Task inputs Block Start

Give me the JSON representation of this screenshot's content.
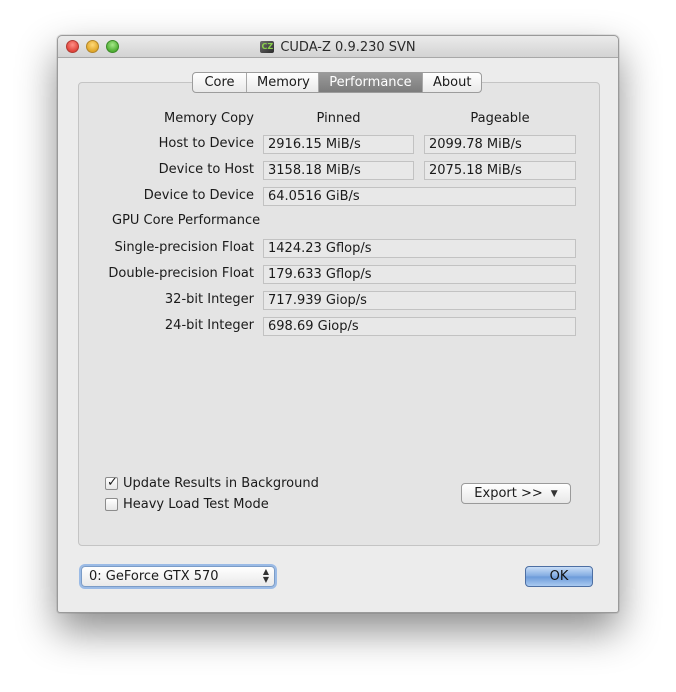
{
  "window": {
    "title": "CUDA-Z 0.9.230 SVN",
    "app_icon_text": "CZ"
  },
  "tabs": [
    {
      "label": "Core"
    },
    {
      "label": "Memory"
    },
    {
      "label": "Performance"
    },
    {
      "label": "About"
    }
  ],
  "performance": {
    "memory_copy_header": "Memory Copy",
    "pinned_header": "Pinned",
    "pageable_header": "Pageable",
    "host_to_device": {
      "label": "Host to Device",
      "pinned": "2916.15 MiB/s",
      "pageable": "2099.78 MiB/s"
    },
    "device_to_host": {
      "label": "Device to Host",
      "pinned": "3158.18 MiB/s",
      "pageable": "2075.18 MiB/s"
    },
    "device_to_device": {
      "label": "Device to Device",
      "value": "64.0516 GiB/s"
    },
    "gpu_core_header": "GPU Core Performance",
    "single_precision": {
      "label": "Single-precision Float",
      "value": "1424.23 Gflop/s"
    },
    "double_precision": {
      "label": "Double-precision Float",
      "value": "179.633 Gflop/s"
    },
    "int32": {
      "label": "32-bit Integer",
      "value": "717.939 Giop/s"
    },
    "int24": {
      "label": "24-bit Integer",
      "value": "698.69 Giop/s"
    }
  },
  "options": {
    "update_background": {
      "label": "Update Results in Background",
      "checked": true,
      "mark": "✓"
    },
    "heavy_load": {
      "label": "Heavy Load Test Mode",
      "checked": false
    }
  },
  "export_button": {
    "label": "Export >>",
    "arrow": "▼"
  },
  "device_select": {
    "value": "0: GeForce GTX 570",
    "arrows_up": "▲",
    "arrows_down": "▼"
  },
  "ok_button": {
    "label": "OK"
  }
}
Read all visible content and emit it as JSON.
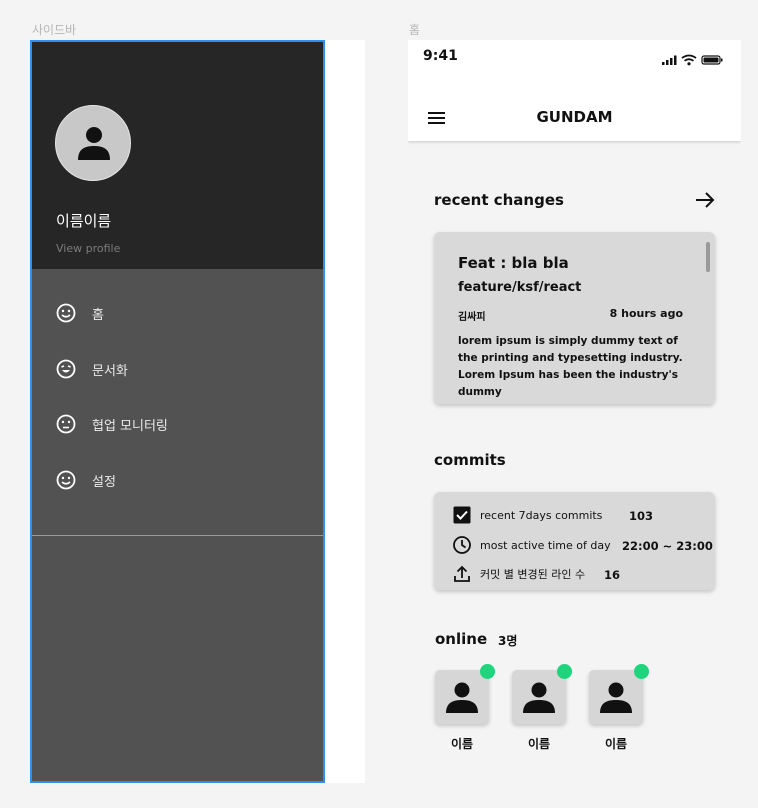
{
  "frames": {
    "sidebar_label": "사이드바",
    "home_label": "홈"
  },
  "sidebar": {
    "name": "이름이름",
    "view_profile": "View profile",
    "items": [
      {
        "label": "홈",
        "icon": "smile-icon"
      },
      {
        "label": "문서화",
        "icon": "smile-icon"
      },
      {
        "label": "협업 모니터링",
        "icon": "neutral-face-icon"
      },
      {
        "label": "설정",
        "icon": "smile-icon"
      }
    ]
  },
  "home": {
    "status_time": "9:41",
    "app_title": "GUNDAM",
    "recent": {
      "title": "recent changes",
      "card": {
        "commit_title": "Feat : bla bla",
        "branch": "feature/ksf/react",
        "author": "김싸피",
        "time": "8 hours ago",
        "body": "lorem ipsum is simply dummy text of the printing and typesetting industry. Lorem Ipsum has been the industry's dummy"
      }
    },
    "commits": {
      "title": "commits",
      "rows": [
        {
          "label": "recent 7days commits",
          "value": "103",
          "icon": "checkbox-icon"
        },
        {
          "label": "most active time of day",
          "value": "22:00 ~ 23:00",
          "icon": "clock-icon"
        },
        {
          "label": "커밋 별 변경된 라인 수",
          "value": "16",
          "icon": "upload-icon"
        }
      ]
    },
    "online": {
      "title": "online",
      "count": "3명",
      "users": [
        {
          "name": "이름"
        },
        {
          "name": "이름"
        },
        {
          "name": "이름"
        }
      ]
    }
  },
  "colors": {
    "sidebar_head": "#262626",
    "sidebar_body": "#525252",
    "selection_border": "#2f8ff0",
    "online_dot": "#1ed47d",
    "card_bg": "#d9d9d9"
  }
}
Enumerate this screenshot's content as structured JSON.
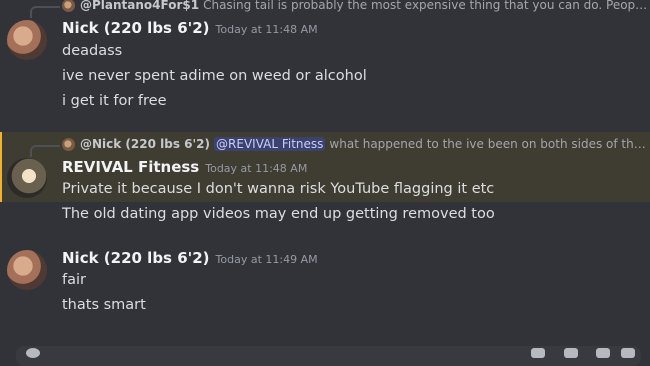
{
  "messages": [
    {
      "reply": {
        "name": "@Plantano4For$1",
        "mention": "",
        "text": "Chasing tail is probably the most expensive thing that you can do. People l..."
      },
      "author": "Nick (220 lbs 6'2)",
      "time": "Today at 11:48 AM",
      "lines": [
        "deadass",
        "ive never spent  adime on weed or alcohol",
        "i get it for free"
      ]
    },
    {
      "reply": {
        "name": "@Nick (220 lbs 6'2)",
        "mention": "@REVIVAL Fitness",
        "text": "what happened to the ive been on both sides of the ..."
      },
      "author": "REVIVAL Fitness",
      "time": "Today at 11:48 AM",
      "lines": [
        "Private it because I don't wanna risk YouTube flagging it etc",
        "The old dating app videos may end up getting removed too"
      ]
    },
    {
      "author": "Nick (220 lbs 6'2)",
      "time": "Today at 11:49 AM",
      "lines": [
        "fair",
        "thats smart"
      ]
    }
  ],
  "colors": {
    "background": "#313338",
    "mention_highlight": "#3f3c31",
    "accent": "#f0b232"
  }
}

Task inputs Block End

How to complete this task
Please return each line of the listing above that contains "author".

Exercise output
        "author": "김싸피",
      "author": "Nick (220 lbs 6'2)",
      "author": "REVIVAL Fitness",
      "author": "Nick (220 lbs 6'2)",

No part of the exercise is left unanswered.